[Component data from apps and pages]
+ + + + + + +
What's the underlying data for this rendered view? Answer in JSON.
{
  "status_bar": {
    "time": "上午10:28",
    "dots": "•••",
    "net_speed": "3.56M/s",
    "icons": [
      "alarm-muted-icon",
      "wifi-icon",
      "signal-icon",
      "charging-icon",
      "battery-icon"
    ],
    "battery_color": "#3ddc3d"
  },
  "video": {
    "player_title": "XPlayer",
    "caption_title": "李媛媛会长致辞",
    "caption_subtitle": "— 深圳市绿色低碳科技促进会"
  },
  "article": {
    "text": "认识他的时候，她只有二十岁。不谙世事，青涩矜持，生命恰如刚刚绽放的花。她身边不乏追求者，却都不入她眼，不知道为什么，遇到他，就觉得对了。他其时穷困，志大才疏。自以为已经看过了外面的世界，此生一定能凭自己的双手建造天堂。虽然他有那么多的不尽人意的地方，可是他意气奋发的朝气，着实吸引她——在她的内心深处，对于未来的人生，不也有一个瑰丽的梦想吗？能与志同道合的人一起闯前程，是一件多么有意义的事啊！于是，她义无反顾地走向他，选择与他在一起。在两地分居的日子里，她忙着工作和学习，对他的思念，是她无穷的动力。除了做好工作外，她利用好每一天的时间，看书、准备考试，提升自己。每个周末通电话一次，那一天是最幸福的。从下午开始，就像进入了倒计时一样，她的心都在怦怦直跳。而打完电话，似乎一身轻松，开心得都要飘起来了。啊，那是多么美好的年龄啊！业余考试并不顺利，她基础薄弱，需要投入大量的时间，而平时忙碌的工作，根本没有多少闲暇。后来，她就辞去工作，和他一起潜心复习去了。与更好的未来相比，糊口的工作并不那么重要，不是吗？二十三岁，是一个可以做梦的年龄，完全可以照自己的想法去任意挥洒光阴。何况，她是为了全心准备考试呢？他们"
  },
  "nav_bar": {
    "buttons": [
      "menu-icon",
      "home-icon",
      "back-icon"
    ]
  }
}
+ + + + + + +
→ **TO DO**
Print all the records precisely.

→ **ANSWER SPACE**
What's the underlying data for this rendered view? Answer in JSON.
{
  "status_bar": {
    "time": "上午10:28",
    "dots": "•••",
    "net_speed": "3.56M/s",
    "icons": [
      "alarm-muted-icon",
      "wifi-icon",
      "signal-icon",
      "charging-icon",
      "battery-icon"
    ],
    "battery_color": "#3ddc3d"
  },
  "video": {
    "player_title": "XPlayer",
    "caption_title": "李媛媛会长致辞",
    "caption_subtitle": "— 深圳市绿色低碳科技促进会"
  },
  "article": {
    "text": "认识他的时候，她只有二十岁。不谙世事，青涩矜持，生命恰如刚刚绽放的花。她身边不乏追求者，却都不入她眼，不知道为什么，遇到他，就觉得对了。他其时穷困，志大才疏。自以为已经看过了外面的世界，此生一定能凭自己的双手建造天堂。虽然他有那么多的不尽人意的地方，可是他意气奋发的朝气，着实吸引她——在她的内心深处，对于未来的人生，不也有一个瑰丽的梦想吗？能与志同道合的人一起闯前程，是一件多么有意义的事啊！于是，她义无反顾地走向他，选择与他在一起。在两地分居的日子里，她忙着工作和学习，对他的思念，是她无穷的动力。除了做好工作外，她利用好每一天的时间，看书、准备考试，提升自己。每个周末通电话一次，那一天是最幸福的。从下午开始，就像进入了倒计时一样，她的心都在怦怦直跳。而打完电话，似乎一身轻松，开心得都要飘起来了。啊，那是多么美好的年龄啊！业余考试并不顺利，她基础薄弱，需要投入大量的时间，而平时忙碌的工作，根本没有多少闲暇。后来，她就辞去工作，和他一起潜心复习去了。与更好的未来相比，糊口的工作并不那么重要，不是吗？二十三岁，是一个可以做梦的年龄，完全可以照自己的想法去任意挥洒光阴。何况，她是为了全心准备考试呢？他们"
  },
  "nav_bar": {
    "buttons": [
      "menu-icon",
      "home-icon",
      "back-icon"
    ]
  }
}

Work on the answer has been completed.